PROBLEM DETAILS — Keep the wording of the records intact as you retype them, and omit every image.

DATA SUPPLIED —
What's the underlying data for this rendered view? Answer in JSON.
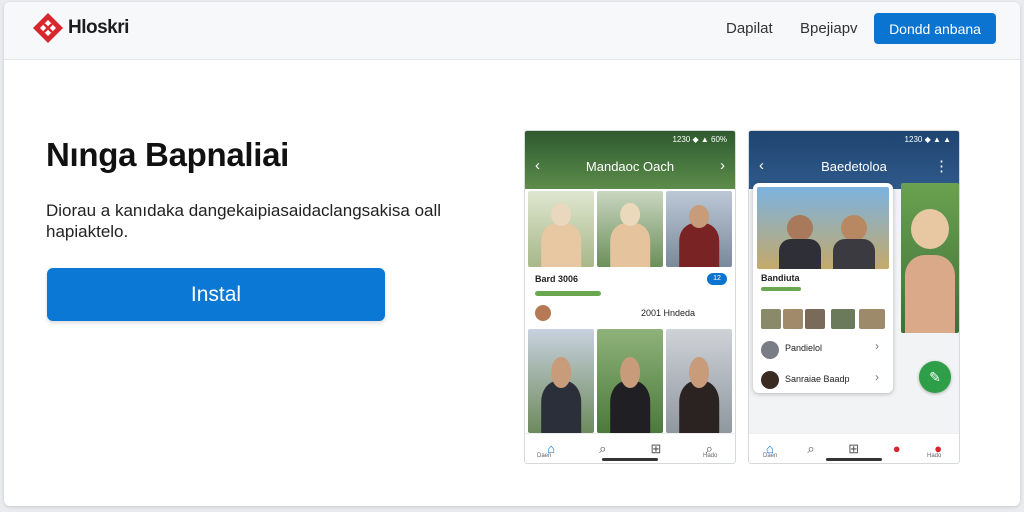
{
  "header": {
    "brand": "Hloskri",
    "nav": [
      "Dapilat",
      "Bpejiapv"
    ],
    "cta": "Dondd anbana"
  },
  "hero": {
    "title": "Nınga Bapnaliai",
    "description": "Diorau a kanıdaka dangekaipiasaidaclangsakisa oall hapiaktelo.",
    "install": "Instal"
  },
  "phone_a": {
    "status": "1230 ◆ ▲ 60%",
    "title": "Mandaoc Oach",
    "card_title": "Bard 3006",
    "card_sub": "2001 Hndeda",
    "badge": "12"
  },
  "phone_b": {
    "status": "1230 ◆ ▲ ▲",
    "title": "Baedetoloa",
    "card_title": "Bandiuta",
    "items": [
      "Pandielol",
      "Sanraiae Baadp"
    ]
  },
  "nav_labels": [
    "Daen",
    "Hado"
  ],
  "colors": {
    "accent": "#0b74d1",
    "brand_red": "#d7262e",
    "header_bg": "#f7f8f9"
  }
}
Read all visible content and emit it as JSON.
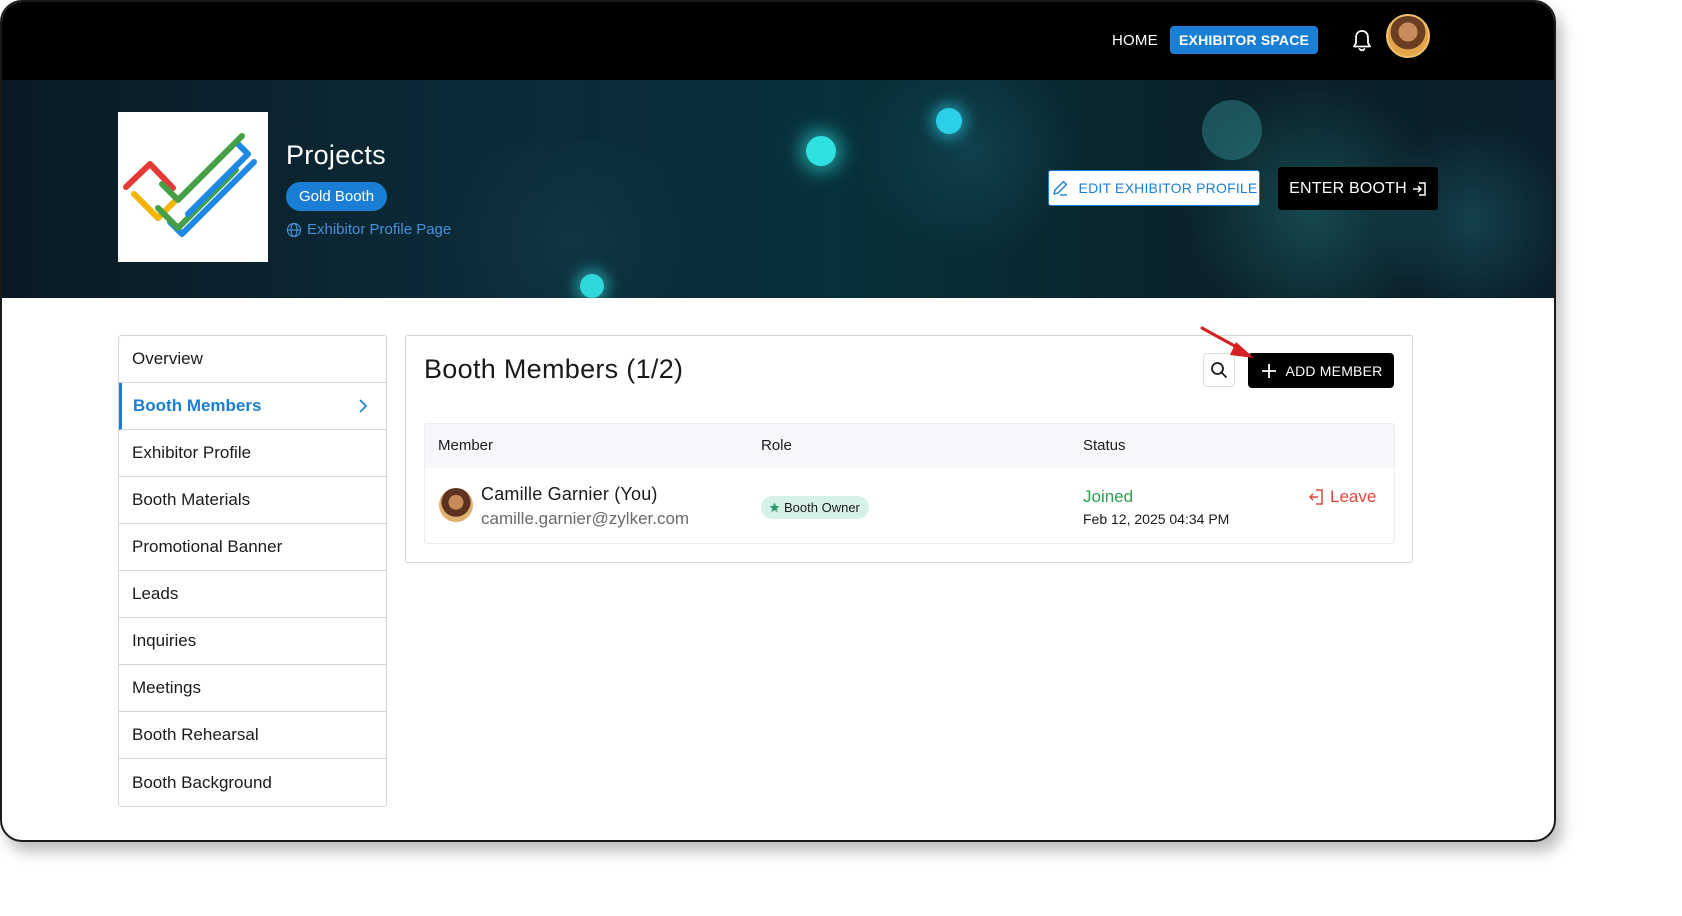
{
  "topbar": {
    "nav_home": "HOME",
    "nav_exhibitor_space": "EXHIBITOR SPACE",
    "icons": [
      "bell-icon",
      "user-avatar"
    ]
  },
  "banner": {
    "title": "Projects",
    "badge": "Gold Booth",
    "profile_link": "Exhibitor Profile Page",
    "edit_button": "EDIT EXHIBITOR PROFILE",
    "enter_button": "ENTER BOOTH"
  },
  "sidebar": {
    "items": [
      {
        "label": "Overview"
      },
      {
        "label": "Booth Members",
        "active": true
      },
      {
        "label": "Exhibitor Profile"
      },
      {
        "label": "Booth Materials"
      },
      {
        "label": "Promotional Banner"
      },
      {
        "label": "Leads"
      },
      {
        "label": "Inquiries"
      },
      {
        "label": "Meetings"
      },
      {
        "label": "Booth Rehearsal"
      },
      {
        "label": "Booth Background"
      }
    ]
  },
  "main": {
    "title": "Booth Members (1/2)",
    "add_button": "ADD MEMBER",
    "table": {
      "headers": [
        "Member",
        "Role",
        "Status"
      ],
      "rows": [
        {
          "name": "Camille Garnier (You)",
          "email": "camille.garnier@zylker.com",
          "role": "Booth Owner",
          "status": "Joined",
          "date": "Feb 12, 2025 04:34 PM",
          "action": "Leave"
        }
      ]
    }
  },
  "colors": {
    "accent": "#1a7fd4",
    "joined": "#2e9e4f",
    "leave": "#e8453c",
    "role_badge_bg": "#d6f2e6",
    "annotation_arrow": "#d42020"
  }
}
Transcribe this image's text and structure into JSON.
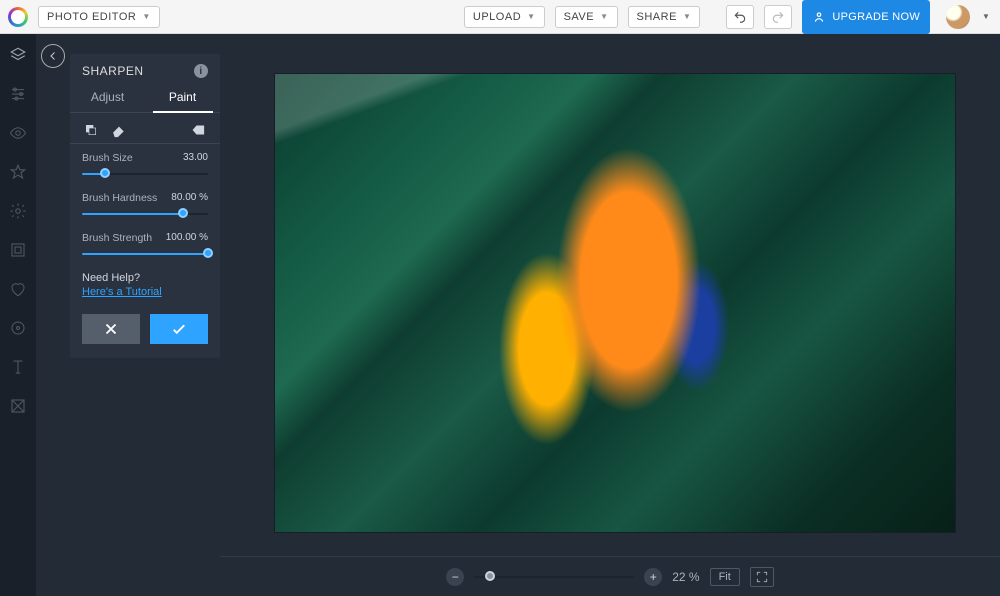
{
  "topbar": {
    "app_name": "PHOTO EDITOR",
    "upload": "UPLOAD",
    "save": "SAVE",
    "share": "SHARE",
    "upgrade": "UPGRADE NOW"
  },
  "panel": {
    "title": "SHARPEN",
    "tabs": {
      "adjust": "Adjust",
      "paint": "Paint",
      "active": "paint"
    },
    "sliders": {
      "brush_size": {
        "label": "Brush Size",
        "value": "33.00",
        "pct": 18
      },
      "brush_hardness": {
        "label": "Brush Hardness",
        "value": "80.00 %",
        "pct": 80
      },
      "brush_strength": {
        "label": "Brush Strength",
        "value": "100.00 %",
        "pct": 100
      }
    },
    "help": {
      "question": "Need Help?",
      "link": "Here's a Tutorial"
    }
  },
  "bottombar": {
    "zoom_pct_display": "22 %",
    "zoom_slider_pct": 10,
    "fit_label": "Fit"
  },
  "toolrail_items": [
    "layers",
    "adjust",
    "view",
    "favorite",
    "settings",
    "frame",
    "heart",
    "gear2",
    "text",
    "texture"
  ]
}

RESPONSE BELOW —
What's the underlying data for this rendered view? Answer in JSON.
{
  "header": {
    "brand": "Hloskri",
    "nav": [
      "Dapilat",
      "Bpejiapv"
    ],
    "cta": "Dondd anbana"
  },
  "hero": {
    "title": "Nınga Bapnaliai",
    "description": "Diorau a kanıdaka dangekaipiasaidaclangsakisa oall hapiaktelo.",
    "install": "Instal"
  },
  "phone_a": {
    "status": "1230 ◆ ▲ 60%",
    "title": "Mandaoc Oach",
    "card_title": "Bard 3006",
    "card_sub": "2001 Hndeda",
    "badge": "12"
  },
  "phone_b": {
    "status": "1230 ◆ ▲ ▲",
    "title": "Baedetoloa",
    "card_title": "Bandiuta",
    "items": [
      "Pandielol",
      "Sanraiae Baadp"
    ]
  },
  "nav_labels": [
    "Daen",
    "Hado"
  ],
  "colors": {
    "accent": "#0b74d1",
    "brand_red": "#d7262e",
    "header_bg": "#f7f8f9"
  }
}
Read all visible content and emit it as JSON.
{
  "topbar": {
    "nav_home": "HOME",
    "nav_exhibitor_space": "EXHIBITOR SPACE",
    "icons": [
      "bell-icon",
      "user-avatar"
    ]
  },
  "banner": {
    "title": "Projects",
    "badge": "Gold Booth",
    "profile_link": "Exhibitor Profile Page",
    "edit_button": "EDIT EXHIBITOR PROFILE",
    "enter_button": "ENTER BOOTH"
  },
  "sidebar": {
    "items": [
      {
        "label": "Overview"
      },
      {
        "label": "Booth Members",
        "active": true
      },
      {
        "label": "Exhibitor Profile"
      },
      {
        "label": "Booth Materials"
      },
      {
        "label": "Promotional Banner"
      },
      {
        "label": "Leads"
      },
      {
        "label": "Inquiries"
      },
      {
        "label": "Meetings"
      },
      {
        "label": "Booth Rehearsal"
      },
      {
        "label": "Booth Background"
      }
    ]
  },
  "main": {
    "title": "Booth Members (1/2)",
    "add_button": "ADD MEMBER",
    "table": {
      "headers": [
        "Member",
        "Role",
        "Status"
      ],
      "rows": [
        {
          "name": "Camille Garnier (You)",
          "email": "camille.garnier@zylker.com",
          "role": "Booth Owner",
          "status": "Joined",
          "date": "Feb 12, 2025 04:34 PM",
          "action": "Leave"
        }
      ]
    }
  },
  "colors": {
    "accent": "#1a7fd4",
    "joined": "#2e9e4f",
    "leave": "#e8453c",
    "role_badge_bg": "#d6f2e6",
    "annotation_arrow": "#d42020"
  }
}
Transcribe this image's text and structure into JSON.
{
  "topbar": {
    "app_name": "PHOTO EDITOR",
    "upload": "UPLOAD",
    "save": "SAVE",
    "share": "SHARE",
    "upgrade": "UPGRADE NOW"
  },
  "panel": {
    "title": "SHARPEN",
    "tabs": {
      "adjust": "Adjust",
      "paint": "Paint",
      "active": "paint"
    },
    "sliders": {
      "brush_size": {
        "label": "Brush Size",
        "value": "33.00",
        "pct": 18
      },
      "brush_hardness": {
        "label": "Brush Hardness",
        "value": "80.00 %",
        "pct": 80
      },
      "brush_strength": {
        "label": "Brush Strength",
        "value": "100.00 %",
        "pct": 100
      }
    },
    "help": {
      "question": "Need Help?",
      "link": "Here's a Tutorial"
    }
  },
  "bottombar": {
    "zoom_pct_display": "22 %",
    "zoom_slider_pct": 10,
    "fit_label": "Fit"
  },
  "toolrail_items": [
    "layers",
    "adjust",
    "view",
    "favorite",
    "settings",
    "frame",
    "heart",
    "gear2",
    "text",
    "texture"
  ]
}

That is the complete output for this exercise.